Linda Martin and Kerry Segrave, Anti-Rock: The Opposition to Rock 'n' Roll (Da Capo Press, 1993), p. 284.
Perhaps, however, Boykin got the pregnancy theory, if not the actual statistics, from the Population Institute in New York City. In 1975 this organization felt there was a link between rock lyrics and the rise in the number of unwed mothers.

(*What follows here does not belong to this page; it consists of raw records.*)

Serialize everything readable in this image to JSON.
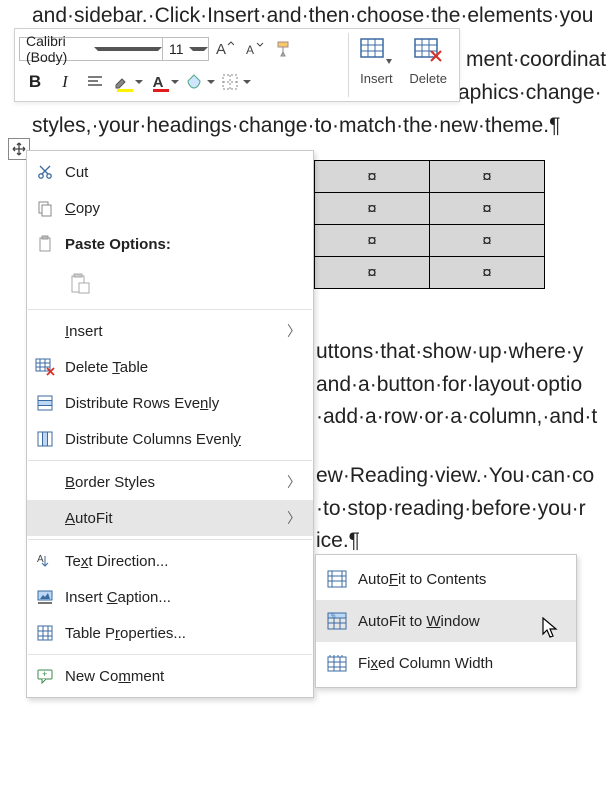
{
  "document": {
    "line1": "and·sidebar.·Click·Insert·and·then·choose·the·elements·you",
    "line2a": "ment·coordinat",
    "line2b": "aphics·change·",
    "line2c": "styles,·your·headings·change·to·match·the·new·theme.¶",
    "block2": [
      "uttons·that·show·up·where·y",
      "and·a·button·for·layout·optio",
      "·add·a·row·or·a·column,·and·t"
    ],
    "block3": [
      "ew·Reading·view.·You·can·co",
      "·to·stop·reading·before·you·r",
      "ice.¶"
    ],
    "table_cell_marker": "¤"
  },
  "mini_toolbar": {
    "font_name": "Calibri (Body)",
    "font_size": "11",
    "insert_label": "Insert",
    "delete_label": "Delete"
  },
  "context_menu": {
    "cut": "Cut",
    "copy": "Copy",
    "paste_options": "Paste Options:",
    "insert": "Insert",
    "delete_table": "Delete Table",
    "distribute_rows": "Distribute Rows Evenly",
    "distribute_cols": "Distribute Columns Evenly",
    "border_styles": "Border Styles",
    "autofit": "AutoFit",
    "text_direction": "Text Direction...",
    "insert_caption": "Insert Caption...",
    "table_properties": "Table Properties...",
    "new_comment": "New Comment"
  },
  "autofit_submenu": {
    "to_contents": "AutoFit to Contents",
    "to_window": "AutoFit to Window",
    "fixed": "Fixed Column Width"
  }
}
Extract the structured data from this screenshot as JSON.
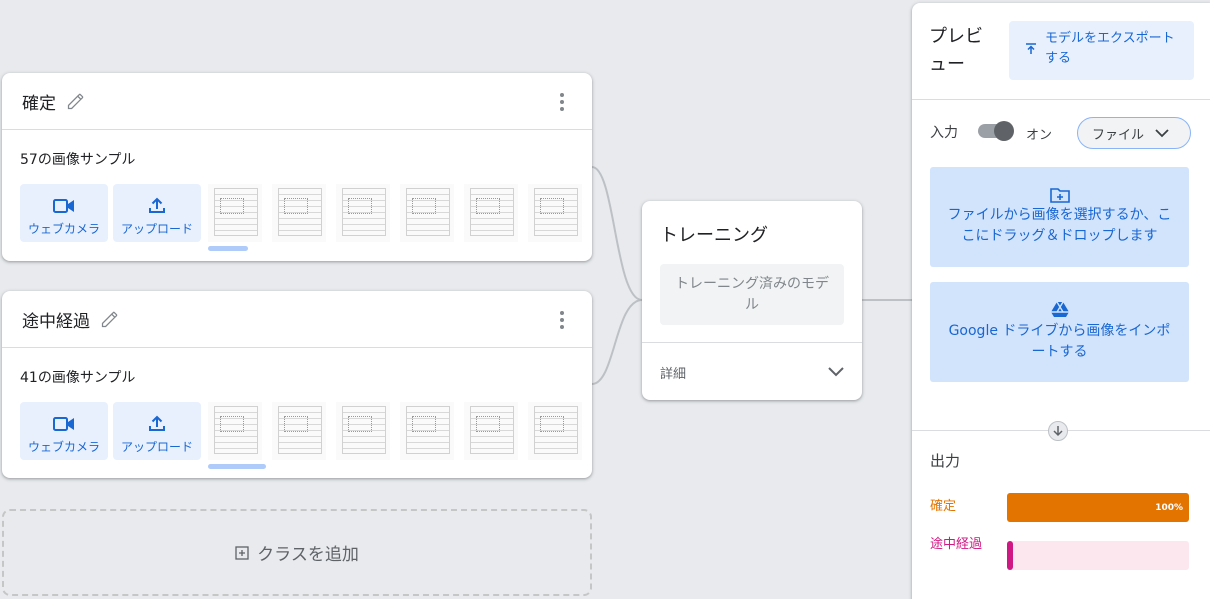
{
  "classes": [
    {
      "name": "確定",
      "samples": "57の画像サンプル",
      "webcam": "ウェブカメラ",
      "upload": "アップロード",
      "thumb_count": 6
    },
    {
      "name": "途中経過",
      "samples": "41の画像サンプル",
      "webcam": "ウェブカメラ",
      "upload": "アップロード",
      "thumb_count": 6
    }
  ],
  "add_class": "クラスを追加",
  "training": {
    "title": "トレーニング",
    "trained_button": "トレーニング済みのモデル",
    "details": "詳細"
  },
  "preview": {
    "title": "プレビュー",
    "export_button": "モデルをエクスポートする",
    "input_label": "入力",
    "toggle_label": "オン",
    "toggle_on": true,
    "source_select": "ファイル",
    "file_drop": "ファイルから画像を選択するか、ここにドラッグ＆ドロップします",
    "drive_import": "Google ドライブから画像をインポートする",
    "output_label": "出力",
    "results": [
      {
        "label": "確定",
        "percent": 100,
        "percent_text": "100%",
        "color": "#e37400",
        "track": "#fce8e6"
      },
      {
        "label": "途中経過",
        "percent": 0,
        "percent_text": "",
        "color": "#d01884",
        "track": "#fde7ee"
      }
    ]
  },
  "colors": {
    "accent": "#1967d2",
    "accent_bg": "#e8f0fe",
    "drop_bg": "#d2e3fc"
  }
}
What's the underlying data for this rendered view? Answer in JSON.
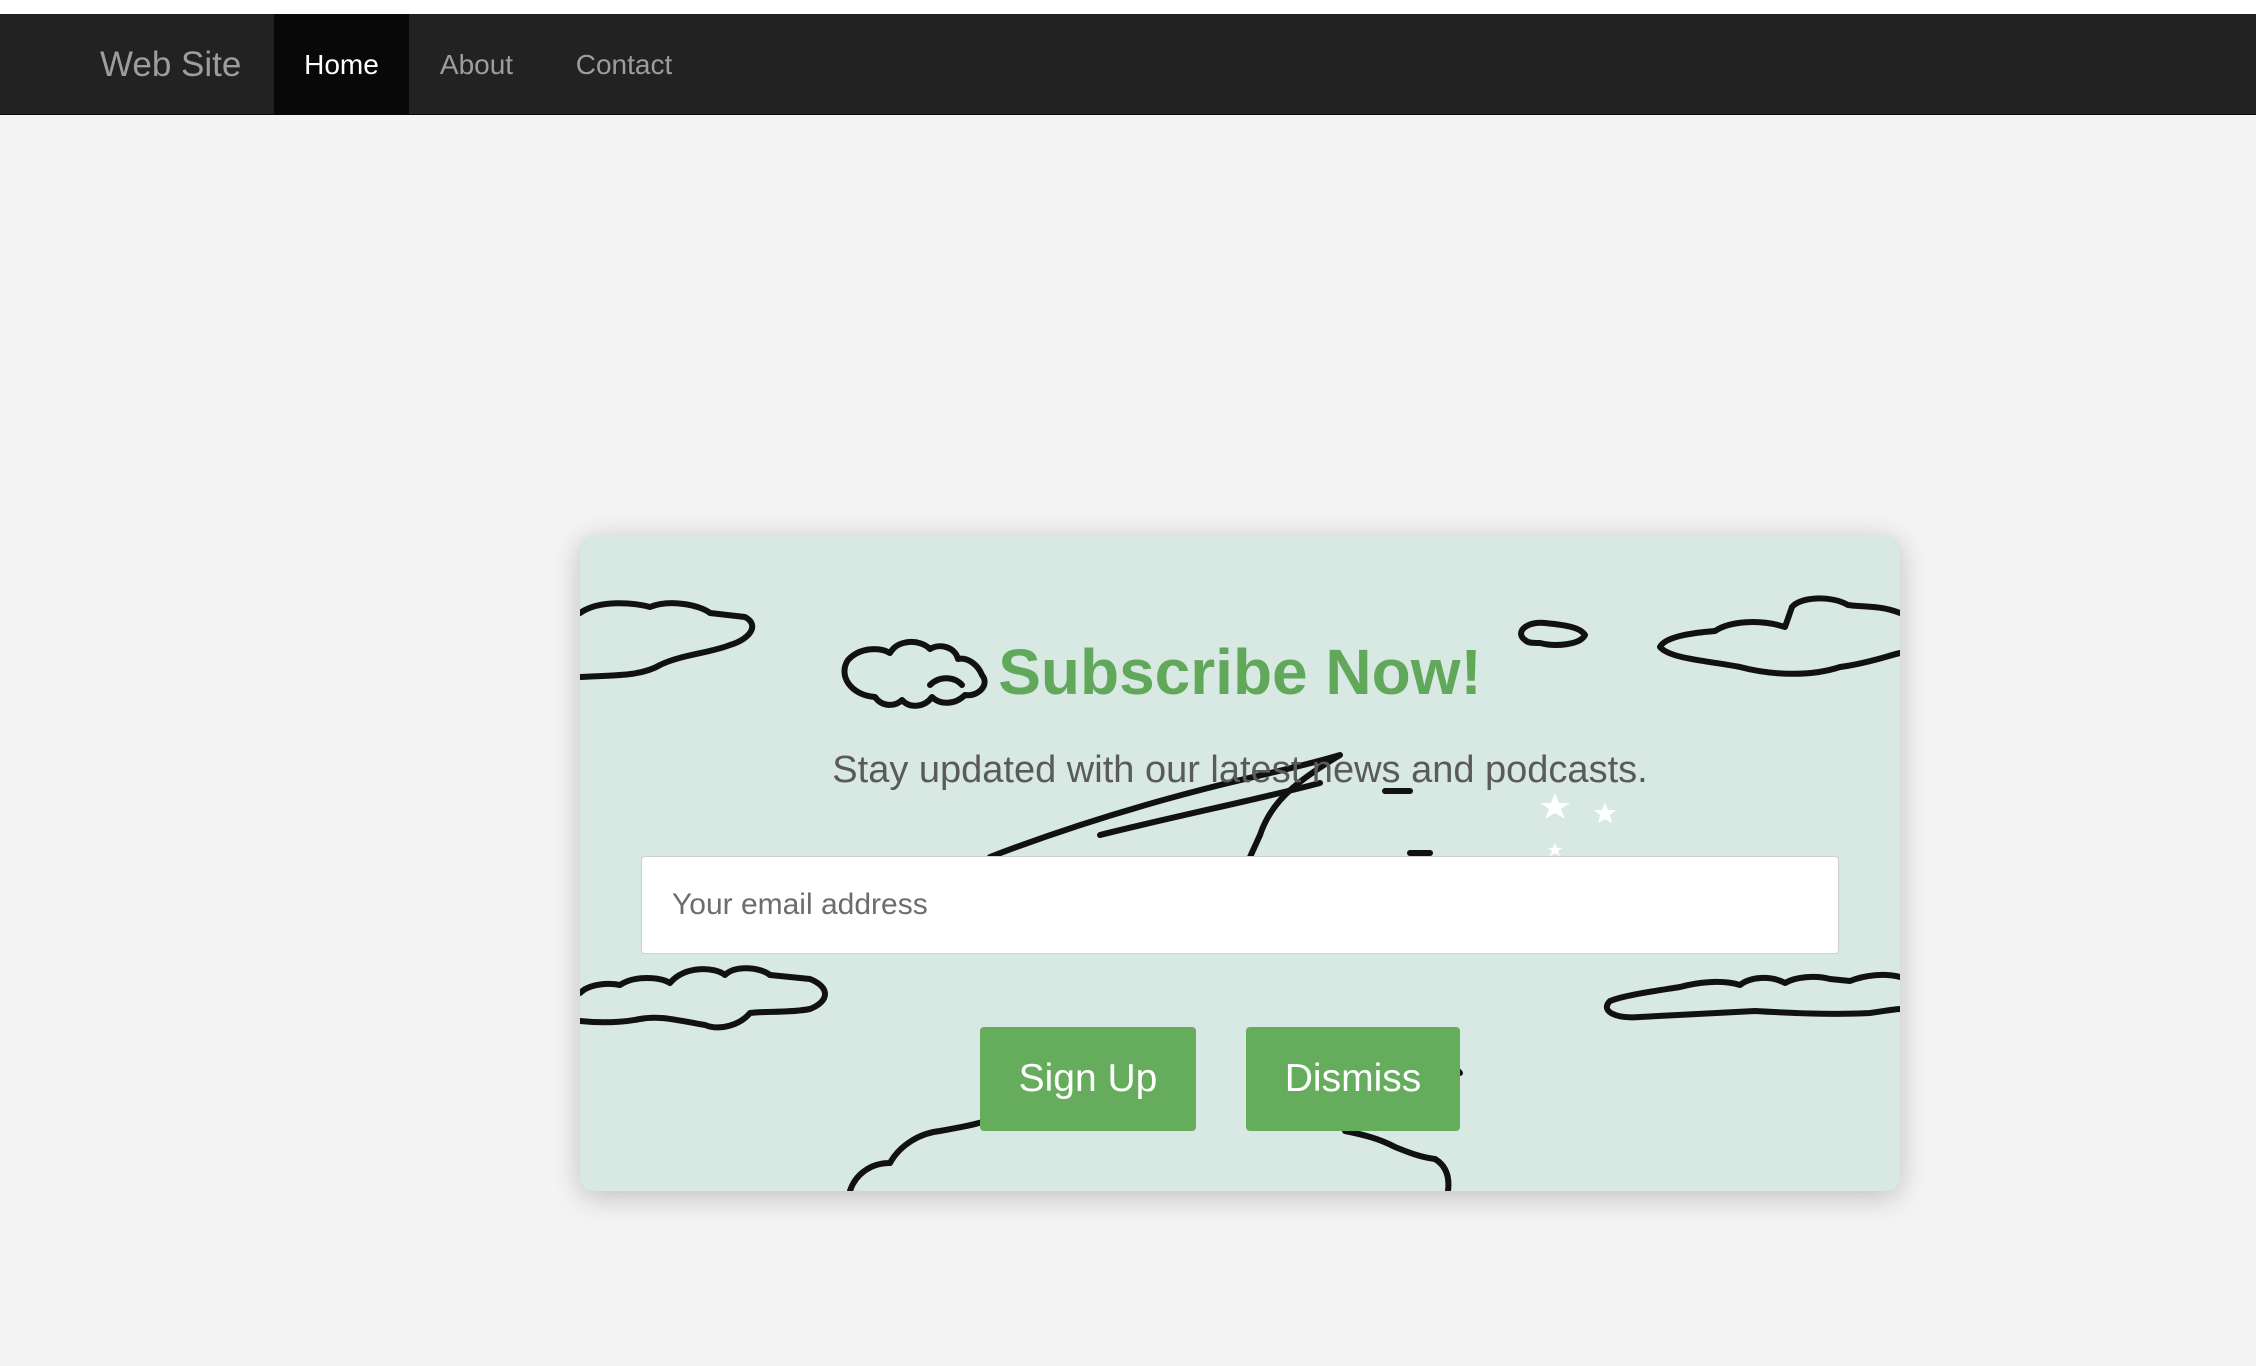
{
  "navbar": {
    "brand": "Web Site",
    "items": [
      {
        "label": "Home",
        "active": true
      },
      {
        "label": "About",
        "active": false
      },
      {
        "label": "Contact",
        "active": false
      }
    ]
  },
  "modal": {
    "title": "Subscribe Now!",
    "subtitle": "Stay updated with our latest news and podcasts.",
    "email_placeholder": "Your email address",
    "email_value": "",
    "signup_label": "Sign Up",
    "dismiss_label": "Dismiss"
  },
  "colors": {
    "navbar_bg": "#222222",
    "active_tab_bg": "#080808",
    "accent_green": "#65ad5d",
    "modal_bg": "#d8e8e2",
    "page_bg": "#f4f4f4"
  }
}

The institute started a project to "raise the consciousness of the record industry" even though they admitted there was "no statistical evidence linking any one song to the sharp increase in the number of U.S. teenagers having pregnancies outside wedlock."
Lowell Sun [MA], 15 April 1975, p. 27
Campaign underway to clean up some rock lyrics
By David T. Cook
Christian Science Monitor
WASHINGTON -- A campaign has begun to clean up the lyrics of popular songs that glorify childbearing outside a formal family setting to a largely teen-age audience.
More responsible rock record lyrics could play a part in solving the rapidly rising number of unmarried teen-age mothers, some population experts say.
The Population Institute, a New York City-based organization supplying information on population matters recently started a three-year project to "raise the consciousness of the record industry," says Norman Fleishman, West Coast director of the Institute.
The Population Institute admits that it has no statistical evidence linking any one song to the sharp increase in the number of U.S. teenagers having pregnancies outside of wedlock. [...]